[Available data]
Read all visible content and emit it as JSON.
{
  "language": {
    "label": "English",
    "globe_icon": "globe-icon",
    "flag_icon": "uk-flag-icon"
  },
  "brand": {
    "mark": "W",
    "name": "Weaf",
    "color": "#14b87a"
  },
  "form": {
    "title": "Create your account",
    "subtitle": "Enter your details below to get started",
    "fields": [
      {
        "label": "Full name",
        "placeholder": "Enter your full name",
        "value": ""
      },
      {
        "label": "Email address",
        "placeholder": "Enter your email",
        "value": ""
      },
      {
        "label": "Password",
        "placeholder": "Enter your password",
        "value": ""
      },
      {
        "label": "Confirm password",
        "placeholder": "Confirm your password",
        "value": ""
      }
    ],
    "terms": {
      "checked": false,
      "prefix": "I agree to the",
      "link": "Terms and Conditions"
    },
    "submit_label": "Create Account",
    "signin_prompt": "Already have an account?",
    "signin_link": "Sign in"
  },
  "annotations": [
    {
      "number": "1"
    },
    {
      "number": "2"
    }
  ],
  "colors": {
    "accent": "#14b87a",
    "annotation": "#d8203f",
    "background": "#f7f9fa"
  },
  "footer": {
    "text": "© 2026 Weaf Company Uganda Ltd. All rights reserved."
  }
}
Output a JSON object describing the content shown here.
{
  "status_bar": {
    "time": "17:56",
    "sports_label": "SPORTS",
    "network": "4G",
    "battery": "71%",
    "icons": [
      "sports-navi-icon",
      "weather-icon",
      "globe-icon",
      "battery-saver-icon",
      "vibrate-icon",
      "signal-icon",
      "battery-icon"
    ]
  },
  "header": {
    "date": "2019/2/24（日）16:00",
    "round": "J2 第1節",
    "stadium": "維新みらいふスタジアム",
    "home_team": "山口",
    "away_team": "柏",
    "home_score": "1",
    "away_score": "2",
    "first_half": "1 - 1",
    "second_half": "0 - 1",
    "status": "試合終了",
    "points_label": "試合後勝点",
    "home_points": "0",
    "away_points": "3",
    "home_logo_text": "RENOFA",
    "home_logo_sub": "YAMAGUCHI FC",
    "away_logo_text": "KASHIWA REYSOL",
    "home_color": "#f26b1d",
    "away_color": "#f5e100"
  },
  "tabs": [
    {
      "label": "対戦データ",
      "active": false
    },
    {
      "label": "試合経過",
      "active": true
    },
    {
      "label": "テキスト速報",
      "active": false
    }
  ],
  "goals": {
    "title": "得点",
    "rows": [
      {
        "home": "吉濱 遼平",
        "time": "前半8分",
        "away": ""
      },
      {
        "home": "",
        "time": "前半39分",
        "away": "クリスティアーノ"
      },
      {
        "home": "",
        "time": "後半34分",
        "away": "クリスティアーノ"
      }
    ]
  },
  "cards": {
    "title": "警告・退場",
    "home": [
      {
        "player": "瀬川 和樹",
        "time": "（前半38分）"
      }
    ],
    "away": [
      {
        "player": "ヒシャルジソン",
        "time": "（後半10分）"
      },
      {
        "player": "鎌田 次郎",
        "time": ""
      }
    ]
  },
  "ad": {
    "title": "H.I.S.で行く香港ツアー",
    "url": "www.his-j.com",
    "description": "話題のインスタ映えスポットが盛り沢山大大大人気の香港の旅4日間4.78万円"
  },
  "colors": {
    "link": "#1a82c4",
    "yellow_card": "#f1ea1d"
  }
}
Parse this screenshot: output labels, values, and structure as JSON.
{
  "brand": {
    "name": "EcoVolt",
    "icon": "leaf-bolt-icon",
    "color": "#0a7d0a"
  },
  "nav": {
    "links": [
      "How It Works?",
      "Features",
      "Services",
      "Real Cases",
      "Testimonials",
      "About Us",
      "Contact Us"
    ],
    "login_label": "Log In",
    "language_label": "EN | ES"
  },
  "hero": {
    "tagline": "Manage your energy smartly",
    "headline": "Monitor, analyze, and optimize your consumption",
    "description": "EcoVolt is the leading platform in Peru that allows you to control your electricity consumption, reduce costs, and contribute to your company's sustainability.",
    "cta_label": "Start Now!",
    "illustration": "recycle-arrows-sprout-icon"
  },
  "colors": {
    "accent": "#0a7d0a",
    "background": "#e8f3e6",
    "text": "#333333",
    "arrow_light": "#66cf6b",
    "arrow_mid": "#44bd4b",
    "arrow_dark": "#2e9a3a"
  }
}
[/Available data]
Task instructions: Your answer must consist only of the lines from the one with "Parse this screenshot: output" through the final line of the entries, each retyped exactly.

Your solution:
Parse this screenshot: output labels, values, and structure as JSON.
{
  "brand": {
    "name": "EcoVolt",
    "icon": "leaf-bolt-icon",
    "color": "#0a7d0a"
  },
  "nav": {
    "links": [
      "How It Works?",
      "Features",
      "Services",
      "Real Cases",
      "Testimonials",
      "About Us",
      "Contact Us"
    ],
    "login_label": "Log In",
    "language_label": "EN | ES"
  },
  "hero": {
    "tagline": "Manage your energy smartly",
    "headline": "Monitor, analyze, and optimize your consumption",
    "description": "EcoVolt is the leading platform in Peru that allows you to control your electricity consumption, reduce costs, and contribute to your company's sustainability.",
    "cta_label": "Start Now!",
    "illustration": "recycle-arrows-sprout-icon"
  },
  "colors": {
    "accent": "#0a7d0a",
    "background": "#e8f3e6",
    "text": "#333333",
    "arrow_light": "#66cf6b",
    "arrow_mid": "#44bd4b",
    "arrow_dark": "#2e9a3a"
  }
}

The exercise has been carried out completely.